As I work with these people, and as they watch how I engage with my customers and how I am able to build relationships with people who may have little or nothing at all in common with me if our Facebook likes or Twitter feeds were compared, I think they do come to eventually understand that in life and in business, it’s not enough to be a master of information. It also takes a certain amount of life experience and emotional intelligence to know how or even when to share that information in a way that makes another party want to hear it from you. Some people get it, and others don’t. That’s not a generational thing. But young people today never “have to” look too far outside themselves for information. It’s also ingrained in them thanks to my generation that everything they do, think and say is AWESOME! Helping them to understand that the subtle art of reading a room can be far more valuable than reading a company website the evening before a meeting can sometimes be pretty frustrating, but it’s so fulfilling. One of the greatest compliments I’ve received is, “I have so much to learn from you.” These young people know more than I do about almost everything, except what can only be learned from the good old School of Hard Knocks.
I think I owe it to myself and to the younger people in my life to work on correcting my instinct to try to preach about “how it used to be” and “what I would do if I were you.” Instead, if I really want to be of service, I will work on two things: being conscious of the example I’m setting, whether I think anyone is paying attention or not, and learning to engage with them in a way that draws them in, rather than boxes them out.
Look, there are still some hard and fasts for me, and I won’t be changing my opinions or moral compass to suit what people tell me is a different time. But if I really want to engage to be understood, then first I have to understand. And I can’t understand what I don’t think I need to learn.
These colleagues help keep me young!

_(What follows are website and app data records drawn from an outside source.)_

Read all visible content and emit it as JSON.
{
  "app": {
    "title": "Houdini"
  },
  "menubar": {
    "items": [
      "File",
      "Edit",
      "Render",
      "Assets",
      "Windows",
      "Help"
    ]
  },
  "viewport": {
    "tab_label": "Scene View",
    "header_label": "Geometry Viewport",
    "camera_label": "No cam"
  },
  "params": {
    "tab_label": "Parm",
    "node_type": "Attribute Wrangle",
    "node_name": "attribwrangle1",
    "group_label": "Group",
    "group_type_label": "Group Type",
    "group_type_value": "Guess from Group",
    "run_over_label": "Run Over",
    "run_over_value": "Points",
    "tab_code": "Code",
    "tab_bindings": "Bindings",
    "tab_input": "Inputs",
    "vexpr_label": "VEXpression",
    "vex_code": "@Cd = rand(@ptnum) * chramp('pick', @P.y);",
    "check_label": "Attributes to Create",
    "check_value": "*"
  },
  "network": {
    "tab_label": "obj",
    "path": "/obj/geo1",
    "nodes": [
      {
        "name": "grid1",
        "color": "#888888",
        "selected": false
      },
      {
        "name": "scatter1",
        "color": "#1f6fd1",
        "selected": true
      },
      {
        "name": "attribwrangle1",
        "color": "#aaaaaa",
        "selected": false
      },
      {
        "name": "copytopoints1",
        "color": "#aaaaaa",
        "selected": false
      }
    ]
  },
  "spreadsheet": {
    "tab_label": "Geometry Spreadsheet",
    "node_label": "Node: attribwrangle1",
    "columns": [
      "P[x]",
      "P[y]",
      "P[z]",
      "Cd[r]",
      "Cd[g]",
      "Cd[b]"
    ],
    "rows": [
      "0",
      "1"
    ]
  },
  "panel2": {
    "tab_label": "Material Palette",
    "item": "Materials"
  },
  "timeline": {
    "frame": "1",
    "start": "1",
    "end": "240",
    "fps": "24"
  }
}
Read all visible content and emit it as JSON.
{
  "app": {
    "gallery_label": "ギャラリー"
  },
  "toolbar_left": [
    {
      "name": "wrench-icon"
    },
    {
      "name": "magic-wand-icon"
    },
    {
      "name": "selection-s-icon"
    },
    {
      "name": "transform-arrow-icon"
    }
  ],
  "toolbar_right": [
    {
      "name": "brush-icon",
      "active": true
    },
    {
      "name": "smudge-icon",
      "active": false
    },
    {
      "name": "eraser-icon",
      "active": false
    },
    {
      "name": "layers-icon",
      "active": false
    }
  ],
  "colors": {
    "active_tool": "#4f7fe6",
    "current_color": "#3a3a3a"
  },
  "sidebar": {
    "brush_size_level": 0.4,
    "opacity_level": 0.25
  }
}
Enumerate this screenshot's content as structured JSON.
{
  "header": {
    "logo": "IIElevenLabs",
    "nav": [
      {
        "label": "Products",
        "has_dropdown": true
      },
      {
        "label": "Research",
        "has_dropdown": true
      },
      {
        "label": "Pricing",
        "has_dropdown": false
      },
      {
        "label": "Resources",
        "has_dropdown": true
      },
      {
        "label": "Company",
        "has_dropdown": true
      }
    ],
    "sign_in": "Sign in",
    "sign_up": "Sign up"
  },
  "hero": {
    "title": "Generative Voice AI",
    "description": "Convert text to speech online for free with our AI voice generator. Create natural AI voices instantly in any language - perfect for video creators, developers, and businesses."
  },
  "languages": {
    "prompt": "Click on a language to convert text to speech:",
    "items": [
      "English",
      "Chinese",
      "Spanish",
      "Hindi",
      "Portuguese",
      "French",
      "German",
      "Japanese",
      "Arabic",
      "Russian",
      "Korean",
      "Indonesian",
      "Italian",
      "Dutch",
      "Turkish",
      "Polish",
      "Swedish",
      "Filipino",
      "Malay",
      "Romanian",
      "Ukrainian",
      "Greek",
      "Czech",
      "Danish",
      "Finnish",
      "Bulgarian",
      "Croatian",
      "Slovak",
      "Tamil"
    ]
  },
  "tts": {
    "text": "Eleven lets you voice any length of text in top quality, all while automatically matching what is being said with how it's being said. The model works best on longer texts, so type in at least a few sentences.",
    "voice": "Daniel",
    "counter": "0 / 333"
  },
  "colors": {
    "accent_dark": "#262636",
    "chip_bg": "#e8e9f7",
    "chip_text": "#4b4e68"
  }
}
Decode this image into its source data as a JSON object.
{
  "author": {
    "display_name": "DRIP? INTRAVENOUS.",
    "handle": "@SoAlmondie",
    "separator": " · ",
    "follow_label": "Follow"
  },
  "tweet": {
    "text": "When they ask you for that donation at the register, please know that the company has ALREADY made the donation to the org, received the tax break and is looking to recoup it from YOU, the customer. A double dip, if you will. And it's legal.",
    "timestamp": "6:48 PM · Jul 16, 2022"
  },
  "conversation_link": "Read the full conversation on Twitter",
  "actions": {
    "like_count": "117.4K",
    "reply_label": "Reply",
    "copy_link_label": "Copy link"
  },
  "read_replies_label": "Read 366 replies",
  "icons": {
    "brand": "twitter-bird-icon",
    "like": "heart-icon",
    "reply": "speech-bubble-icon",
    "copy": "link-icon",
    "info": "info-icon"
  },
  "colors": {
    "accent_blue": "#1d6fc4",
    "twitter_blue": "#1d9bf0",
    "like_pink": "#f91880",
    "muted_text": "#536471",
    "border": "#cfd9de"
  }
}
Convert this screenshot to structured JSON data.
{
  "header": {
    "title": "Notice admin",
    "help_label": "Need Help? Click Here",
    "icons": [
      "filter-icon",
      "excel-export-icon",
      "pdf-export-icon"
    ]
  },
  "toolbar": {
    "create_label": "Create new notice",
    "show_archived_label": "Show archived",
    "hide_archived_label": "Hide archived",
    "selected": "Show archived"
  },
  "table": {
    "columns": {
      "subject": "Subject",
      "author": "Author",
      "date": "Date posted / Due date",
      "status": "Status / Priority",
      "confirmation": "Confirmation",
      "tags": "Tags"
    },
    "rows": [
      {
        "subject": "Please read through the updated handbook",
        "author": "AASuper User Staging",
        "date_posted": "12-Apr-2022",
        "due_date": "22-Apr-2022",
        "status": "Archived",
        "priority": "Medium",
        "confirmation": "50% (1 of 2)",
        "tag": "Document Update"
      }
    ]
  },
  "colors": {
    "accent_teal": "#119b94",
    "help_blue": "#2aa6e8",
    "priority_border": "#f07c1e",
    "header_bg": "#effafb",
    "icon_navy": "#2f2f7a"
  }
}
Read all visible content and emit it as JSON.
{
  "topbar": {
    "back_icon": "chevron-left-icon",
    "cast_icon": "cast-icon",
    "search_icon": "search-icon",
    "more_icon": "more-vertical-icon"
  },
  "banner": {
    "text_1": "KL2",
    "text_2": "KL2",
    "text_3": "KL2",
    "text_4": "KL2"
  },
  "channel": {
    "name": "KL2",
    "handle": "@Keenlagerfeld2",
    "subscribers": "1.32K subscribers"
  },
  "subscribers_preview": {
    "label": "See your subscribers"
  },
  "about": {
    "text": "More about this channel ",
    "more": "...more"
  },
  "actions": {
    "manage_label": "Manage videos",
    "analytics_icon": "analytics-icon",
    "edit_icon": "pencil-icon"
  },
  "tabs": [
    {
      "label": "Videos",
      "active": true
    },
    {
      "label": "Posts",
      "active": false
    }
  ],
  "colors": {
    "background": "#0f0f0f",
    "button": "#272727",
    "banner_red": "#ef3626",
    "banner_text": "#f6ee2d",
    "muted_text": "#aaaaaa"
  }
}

Let’s face it, my days of being right on top of every fashion trend or cool new saying are in the rear view mirror for sure. It doesn’t mean I don’t appreciate it when I see it, though! I know exactly what kind of shoes are cool. I know that the big legged, cuffed, plaid pants that I thought were so awesome in junior high are cool again (though I’ll leave the actual wearing of them to the 20-somethings.) I know how to pay people using Venmo! I know how to buy my coffee with an app! I can even make a meme! I owe all of those little pleasures to the next generation. And, once they’ve had a chance to get to know me, they usually decide I’ve got something to show them, too.